PPP Forgiveness Interim Final Rules Issued
The Department of the Treasury (Treasury) and Small Business Administration (SBA) celebrated the holiday weekend early by releasing new Interim Final Rules (Rules) concerning the Paycheck Protection Program’s (PPP) forgiveness calculation. In general, the Rules build upon the application for forgiveness which was released on May 15, but do not address the biggest concerns of businesses—an expansion of the 8-week Covered Period or an elimination of the 75% payroll cost mandate. While both the Senate and House are expected to vote on bills this week which will address those aforementioned concerns, meaningful resolution of those issues will likely not come quick enough for those PPP recipients who received loans in early to mid-April. As of May 23, the SBA had authorized 4,426,118 loans for a total of $511,231,948,095 leaving about $138 billion authorized and available PPP funds remaining.

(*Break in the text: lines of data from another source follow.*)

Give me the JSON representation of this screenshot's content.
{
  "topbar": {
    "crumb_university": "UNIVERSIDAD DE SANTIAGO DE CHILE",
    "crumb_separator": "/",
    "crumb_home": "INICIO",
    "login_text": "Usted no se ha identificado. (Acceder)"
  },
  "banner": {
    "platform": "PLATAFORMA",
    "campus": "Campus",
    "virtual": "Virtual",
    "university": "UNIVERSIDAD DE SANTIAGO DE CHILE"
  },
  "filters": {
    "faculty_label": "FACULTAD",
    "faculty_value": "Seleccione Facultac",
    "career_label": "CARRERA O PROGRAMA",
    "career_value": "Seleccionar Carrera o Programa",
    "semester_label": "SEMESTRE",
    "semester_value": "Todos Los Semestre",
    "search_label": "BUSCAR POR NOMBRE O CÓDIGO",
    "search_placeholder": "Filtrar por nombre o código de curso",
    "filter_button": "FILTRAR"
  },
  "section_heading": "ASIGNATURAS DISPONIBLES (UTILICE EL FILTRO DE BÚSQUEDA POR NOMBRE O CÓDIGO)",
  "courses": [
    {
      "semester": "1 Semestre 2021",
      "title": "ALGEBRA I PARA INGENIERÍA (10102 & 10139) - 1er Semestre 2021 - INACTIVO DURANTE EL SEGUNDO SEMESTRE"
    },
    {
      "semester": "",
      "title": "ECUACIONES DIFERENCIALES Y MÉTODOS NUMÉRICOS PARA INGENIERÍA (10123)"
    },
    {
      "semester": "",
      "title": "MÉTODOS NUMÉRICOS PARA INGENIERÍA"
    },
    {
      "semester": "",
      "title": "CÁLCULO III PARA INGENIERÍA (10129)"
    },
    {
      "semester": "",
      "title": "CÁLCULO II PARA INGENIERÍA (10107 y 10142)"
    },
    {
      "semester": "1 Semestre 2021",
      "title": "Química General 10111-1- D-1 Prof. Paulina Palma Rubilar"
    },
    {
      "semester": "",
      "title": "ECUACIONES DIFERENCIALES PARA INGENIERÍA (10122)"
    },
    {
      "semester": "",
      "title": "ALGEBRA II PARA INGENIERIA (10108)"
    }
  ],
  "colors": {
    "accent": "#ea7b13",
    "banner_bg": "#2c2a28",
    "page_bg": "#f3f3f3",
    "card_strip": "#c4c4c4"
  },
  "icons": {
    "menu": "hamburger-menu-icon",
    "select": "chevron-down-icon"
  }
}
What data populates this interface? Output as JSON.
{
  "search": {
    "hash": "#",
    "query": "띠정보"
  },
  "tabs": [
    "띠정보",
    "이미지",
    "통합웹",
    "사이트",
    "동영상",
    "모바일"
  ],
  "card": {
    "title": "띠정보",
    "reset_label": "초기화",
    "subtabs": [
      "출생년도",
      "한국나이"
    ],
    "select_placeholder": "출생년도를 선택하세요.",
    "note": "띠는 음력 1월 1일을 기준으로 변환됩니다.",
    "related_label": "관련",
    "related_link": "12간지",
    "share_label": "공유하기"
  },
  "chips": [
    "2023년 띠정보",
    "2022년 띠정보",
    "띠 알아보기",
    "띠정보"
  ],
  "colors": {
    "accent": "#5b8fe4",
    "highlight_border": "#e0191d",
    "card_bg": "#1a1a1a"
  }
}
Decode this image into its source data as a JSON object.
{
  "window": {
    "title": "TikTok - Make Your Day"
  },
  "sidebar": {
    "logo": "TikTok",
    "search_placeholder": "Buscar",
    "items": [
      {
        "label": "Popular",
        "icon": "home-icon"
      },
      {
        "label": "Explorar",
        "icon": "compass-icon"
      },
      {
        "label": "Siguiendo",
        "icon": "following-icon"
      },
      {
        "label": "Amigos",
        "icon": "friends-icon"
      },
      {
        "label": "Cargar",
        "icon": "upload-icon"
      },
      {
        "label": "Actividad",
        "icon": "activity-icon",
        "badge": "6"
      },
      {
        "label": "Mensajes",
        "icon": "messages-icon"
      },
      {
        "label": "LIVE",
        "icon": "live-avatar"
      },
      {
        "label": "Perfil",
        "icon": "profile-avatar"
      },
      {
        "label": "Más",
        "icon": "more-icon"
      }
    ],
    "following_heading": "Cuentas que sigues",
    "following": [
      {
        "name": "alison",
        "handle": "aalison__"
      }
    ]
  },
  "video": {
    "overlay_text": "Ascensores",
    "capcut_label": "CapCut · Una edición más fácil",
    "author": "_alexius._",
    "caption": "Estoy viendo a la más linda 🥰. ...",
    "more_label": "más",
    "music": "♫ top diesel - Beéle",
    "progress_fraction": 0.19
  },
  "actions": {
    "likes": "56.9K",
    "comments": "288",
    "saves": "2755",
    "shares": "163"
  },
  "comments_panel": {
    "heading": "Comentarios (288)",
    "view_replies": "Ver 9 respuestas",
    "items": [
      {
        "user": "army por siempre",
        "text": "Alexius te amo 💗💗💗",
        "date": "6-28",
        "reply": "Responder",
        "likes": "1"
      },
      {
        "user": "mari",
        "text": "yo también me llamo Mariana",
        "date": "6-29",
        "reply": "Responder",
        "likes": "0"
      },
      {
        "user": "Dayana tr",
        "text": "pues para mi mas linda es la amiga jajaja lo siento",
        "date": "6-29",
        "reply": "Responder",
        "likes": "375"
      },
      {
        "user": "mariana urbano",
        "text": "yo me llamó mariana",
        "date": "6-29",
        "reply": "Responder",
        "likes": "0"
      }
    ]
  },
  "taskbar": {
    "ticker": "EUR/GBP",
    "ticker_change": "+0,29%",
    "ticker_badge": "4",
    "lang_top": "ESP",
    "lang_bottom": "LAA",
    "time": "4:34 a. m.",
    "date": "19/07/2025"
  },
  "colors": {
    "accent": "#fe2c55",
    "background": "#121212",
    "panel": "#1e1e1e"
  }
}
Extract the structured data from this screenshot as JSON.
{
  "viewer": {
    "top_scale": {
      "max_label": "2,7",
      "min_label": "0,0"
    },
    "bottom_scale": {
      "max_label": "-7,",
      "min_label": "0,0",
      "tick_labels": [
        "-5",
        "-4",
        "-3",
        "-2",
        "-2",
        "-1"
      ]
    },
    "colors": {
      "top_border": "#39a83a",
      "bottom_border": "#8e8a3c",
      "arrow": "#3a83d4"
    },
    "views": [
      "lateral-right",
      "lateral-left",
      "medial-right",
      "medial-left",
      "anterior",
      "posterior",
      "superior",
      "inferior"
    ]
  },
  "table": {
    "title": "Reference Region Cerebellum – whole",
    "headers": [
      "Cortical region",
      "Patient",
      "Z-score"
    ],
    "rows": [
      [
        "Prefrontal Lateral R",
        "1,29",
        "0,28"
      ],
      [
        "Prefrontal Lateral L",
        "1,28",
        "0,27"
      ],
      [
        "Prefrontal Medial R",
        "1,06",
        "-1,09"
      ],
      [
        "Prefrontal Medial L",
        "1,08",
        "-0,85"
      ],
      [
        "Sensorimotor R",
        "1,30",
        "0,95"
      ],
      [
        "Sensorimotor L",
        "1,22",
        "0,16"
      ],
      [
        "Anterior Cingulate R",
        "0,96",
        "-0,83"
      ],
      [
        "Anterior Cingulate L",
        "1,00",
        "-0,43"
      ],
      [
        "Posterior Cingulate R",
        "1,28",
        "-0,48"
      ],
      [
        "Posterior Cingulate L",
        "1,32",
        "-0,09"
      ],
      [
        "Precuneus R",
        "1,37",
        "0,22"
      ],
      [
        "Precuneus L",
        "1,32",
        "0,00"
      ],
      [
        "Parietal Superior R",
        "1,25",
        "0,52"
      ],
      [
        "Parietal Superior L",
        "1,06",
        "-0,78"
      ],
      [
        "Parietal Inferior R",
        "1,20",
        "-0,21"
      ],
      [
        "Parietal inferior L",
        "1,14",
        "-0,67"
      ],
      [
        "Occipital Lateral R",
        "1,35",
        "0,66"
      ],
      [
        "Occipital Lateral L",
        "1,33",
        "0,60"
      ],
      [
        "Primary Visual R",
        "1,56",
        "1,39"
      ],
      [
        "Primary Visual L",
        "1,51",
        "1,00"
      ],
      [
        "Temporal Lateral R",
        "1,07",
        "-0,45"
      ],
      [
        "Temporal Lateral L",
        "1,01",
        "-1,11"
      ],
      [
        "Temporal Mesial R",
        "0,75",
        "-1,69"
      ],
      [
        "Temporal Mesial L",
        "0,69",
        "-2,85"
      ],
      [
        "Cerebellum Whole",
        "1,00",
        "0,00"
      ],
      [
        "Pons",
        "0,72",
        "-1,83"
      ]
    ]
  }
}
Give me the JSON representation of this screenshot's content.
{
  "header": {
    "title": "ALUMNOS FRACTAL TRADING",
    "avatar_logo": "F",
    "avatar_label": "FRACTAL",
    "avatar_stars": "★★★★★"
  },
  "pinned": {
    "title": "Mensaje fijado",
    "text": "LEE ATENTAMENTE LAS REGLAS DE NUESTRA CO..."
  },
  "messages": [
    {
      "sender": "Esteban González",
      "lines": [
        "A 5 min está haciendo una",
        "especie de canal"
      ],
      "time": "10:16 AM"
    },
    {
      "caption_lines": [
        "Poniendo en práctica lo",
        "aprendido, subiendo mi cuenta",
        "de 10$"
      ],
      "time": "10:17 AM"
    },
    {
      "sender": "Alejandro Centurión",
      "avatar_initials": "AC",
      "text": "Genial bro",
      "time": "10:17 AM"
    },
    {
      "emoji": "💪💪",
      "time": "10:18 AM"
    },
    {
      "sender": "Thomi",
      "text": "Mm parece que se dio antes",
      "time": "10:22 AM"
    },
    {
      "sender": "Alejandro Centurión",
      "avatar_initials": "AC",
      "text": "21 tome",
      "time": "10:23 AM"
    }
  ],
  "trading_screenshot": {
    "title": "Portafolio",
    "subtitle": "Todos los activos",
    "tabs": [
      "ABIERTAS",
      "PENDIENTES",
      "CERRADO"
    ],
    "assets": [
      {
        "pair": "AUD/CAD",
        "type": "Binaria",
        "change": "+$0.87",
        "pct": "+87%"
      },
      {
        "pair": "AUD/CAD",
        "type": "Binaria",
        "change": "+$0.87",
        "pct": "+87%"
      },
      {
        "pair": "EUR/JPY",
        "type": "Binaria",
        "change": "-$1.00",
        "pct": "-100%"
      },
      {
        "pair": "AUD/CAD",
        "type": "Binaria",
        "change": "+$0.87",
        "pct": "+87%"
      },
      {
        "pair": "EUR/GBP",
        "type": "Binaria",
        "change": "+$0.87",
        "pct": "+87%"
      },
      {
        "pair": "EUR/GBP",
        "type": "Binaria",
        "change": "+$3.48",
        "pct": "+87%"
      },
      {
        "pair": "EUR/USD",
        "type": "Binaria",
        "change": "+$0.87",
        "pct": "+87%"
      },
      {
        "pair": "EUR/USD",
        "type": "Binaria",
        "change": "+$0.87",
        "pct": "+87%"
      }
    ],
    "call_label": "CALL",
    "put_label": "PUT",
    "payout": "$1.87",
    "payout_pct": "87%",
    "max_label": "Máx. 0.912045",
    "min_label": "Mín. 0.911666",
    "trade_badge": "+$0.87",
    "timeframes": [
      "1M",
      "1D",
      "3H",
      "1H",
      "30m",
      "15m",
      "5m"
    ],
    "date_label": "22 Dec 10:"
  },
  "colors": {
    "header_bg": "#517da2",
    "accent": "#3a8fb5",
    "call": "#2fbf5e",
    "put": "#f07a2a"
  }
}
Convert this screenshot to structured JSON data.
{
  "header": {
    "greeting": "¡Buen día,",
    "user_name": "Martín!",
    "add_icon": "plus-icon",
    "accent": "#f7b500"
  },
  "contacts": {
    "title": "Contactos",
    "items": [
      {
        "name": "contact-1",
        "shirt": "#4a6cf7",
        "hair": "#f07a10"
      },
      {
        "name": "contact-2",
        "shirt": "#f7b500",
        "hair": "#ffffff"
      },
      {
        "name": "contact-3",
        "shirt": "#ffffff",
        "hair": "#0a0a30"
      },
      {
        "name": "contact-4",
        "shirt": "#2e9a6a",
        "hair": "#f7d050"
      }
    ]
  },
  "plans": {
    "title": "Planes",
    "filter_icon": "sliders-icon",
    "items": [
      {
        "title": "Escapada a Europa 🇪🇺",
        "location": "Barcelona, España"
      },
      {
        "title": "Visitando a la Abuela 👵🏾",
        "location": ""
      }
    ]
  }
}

- Alternative Method for Covered Period – Borrowers with pay cycles of biweekly or more frequent are permitted to elect an alternative payroll Covered Period which allows for a Borrower’s Covered Period to commence on the first day of the pay period following receipt of PPP funds.
- Inclusion of Bonus or Hazard Pay – The Rules expand the definition of eligible payroll costs to include bonuses or hazard pay so long as those payments do not cause an employee’s pro-rated payroll costs to exceed the $100,000 threshold.
- Self-Employed and Owner-Employee Cap – The Rules established a cap on the amount of loan forgiveness available which is limited to the lesser of 8/52 of 2019 compensation (i.e., no more than 15.38% of 2019 compensation) or $15,385 per individual in total.
- When is a non-payroll cost ‘incurred’? – Importantly, the Rules provide much needed clarification that non-payroll costs must be paid or incurred during the 8-week Covered Period and paid on or before the next regular billing date—even if that date is beyond the Covered Period. Additionally, the Rules reiterate that advance payments on mortgage interest are not eligible for forgiveness.
- Refusal to be Rehired – The Rules further expand upon the de minimis exception provided by Question 40 of the FAQs concerning employees who refuse to be rehired following an offer of employment. In particular, the Rules reaffirm that such a reduction of employees will not affect a Borrower’s request for forgiveness so long as the Borrower can demonstrate: (i) the Borrower made a good faith, written offer to rehire; (ii) the offer was for the same salary or wages and same number of hours; (iii) the offer was rejected by the employee; (iv) the Borrower maintained the record documenting the offer; and (v) the Borrower informed the applicable state unemployment insurance office of the rejected offer.
- Definition of Full-Time Equivalent – Due to the CARES Act failing to provide a definition of full-time equivalents, the Rules provide that a full-time equivalent employee is one working 40 hours per week. Additionally, the Rules elaborate on the method for calculating less than full-time employees using the following example:
“For example, if an employee were paid for 30 hours per week on average during the covered period, the employee could be considered to be an FTE employee of 0.75. Similarly, if an employee were paid for ten hours per week on average during the covered period, the employee could be considered to be an FTE employee of 0.25.”
- Proportional Reduction related to 75% Payroll Requirement – Perhaps the most important piece of information to come out of the Rules relates to the dreaded 75% payroll expense requirement. After much uncertainty, the Rules clarify that a Borrower who does not use the PPP loan proceeds to pay 75% towards eligible payroll costs will not suffer a ‘cliff effect’ from a forgiveness standpoint. Rather, the amount eligible to be forgiven is simply reduced according to a percentage calculation based on full-time equivalents during the reference period divided by full-time equivalents during the Covered Period.
- Reduction in Wages or Employees – Finally, the Rules provide further guidance by way of an example to prevent Borrowers from being doubly penalized for reductions:
“Example: An hourly wage employee had been working 40 hours per week during the borrower selected reference period (FTE employee of 1.0) and the borrower reduced the employee’s hours to 20 hours per week during the covered period (FTE employee of 0.5). There was no change to the employee’s hourly wage during the covered period. Because the hourly wage did not change, the reduction in the employee’s total wages is entirely attributable to the FTE employee reduction and the borrower is not required to conduct a salary/wage reduction calculation for that employee.”